Scottish Justice Secretary trusts independent biometrics commissioner will gain public trust in data use
Scottish Justice Secretary Humza Yousaf has made the commitment that the long-awaited biometrics commissioner will make the public more confident their data is used in a “lawful and ethical” manner, writes Scottish Legal News.
Yousaf assured the Scottish Parliament that the biometrics commissioner would be independent and would closely monitor how this data is used in the criminal justice system, following MSP approval of the general principles outlined in the bill.
Yousaf explained the law would ensure safety in the community, but it would also respect individuals’ rights and improve police work.
“Given the explosion in biometric data and technologies in recent years, it is all the more important that we have an independent commissioner who will lead a national conversation about rights, responsibilities and standards,” he said.
The Bill was welcomed by Scottish Labour MSP James Kelly who believes an independent biometric commissioner is an important addition.
“I think there are issues that have come out in the Justice Committee’s report around the scope of the commissioner’s role, the powers that they have and access, and I hope the Cabinet Secretary takes on board some of the views that have already been expressed,” Kelly said.

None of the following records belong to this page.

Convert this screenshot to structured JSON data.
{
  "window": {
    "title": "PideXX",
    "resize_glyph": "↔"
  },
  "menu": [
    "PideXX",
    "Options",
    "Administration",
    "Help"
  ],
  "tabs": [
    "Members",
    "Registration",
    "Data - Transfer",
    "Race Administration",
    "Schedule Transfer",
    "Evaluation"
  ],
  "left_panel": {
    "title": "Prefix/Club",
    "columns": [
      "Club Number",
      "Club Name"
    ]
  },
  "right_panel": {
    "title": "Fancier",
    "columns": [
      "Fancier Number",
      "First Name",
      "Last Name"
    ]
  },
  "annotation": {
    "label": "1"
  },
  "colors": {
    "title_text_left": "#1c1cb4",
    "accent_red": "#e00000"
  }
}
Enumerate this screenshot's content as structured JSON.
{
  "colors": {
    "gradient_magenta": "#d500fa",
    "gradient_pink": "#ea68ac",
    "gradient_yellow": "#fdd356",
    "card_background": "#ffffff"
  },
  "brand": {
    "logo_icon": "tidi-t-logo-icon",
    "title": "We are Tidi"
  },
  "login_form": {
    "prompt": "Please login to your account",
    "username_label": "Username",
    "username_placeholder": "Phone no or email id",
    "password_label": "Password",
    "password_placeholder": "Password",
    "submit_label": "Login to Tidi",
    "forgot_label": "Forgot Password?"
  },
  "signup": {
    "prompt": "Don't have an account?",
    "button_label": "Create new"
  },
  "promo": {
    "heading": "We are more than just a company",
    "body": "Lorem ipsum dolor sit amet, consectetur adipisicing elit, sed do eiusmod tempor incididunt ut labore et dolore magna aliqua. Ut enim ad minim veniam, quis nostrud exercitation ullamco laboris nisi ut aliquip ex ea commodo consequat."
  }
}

“I’m sure if there aren’t appropriate changes ahead of stage two, members across the chamber will bring forward amendments to seek to strengthen this Bill to make it more effective and more robust.”
Last year, a coalition of rights advocacy groups called on Scotland’s government to expand the scope of the proposed biometrics commissioner position.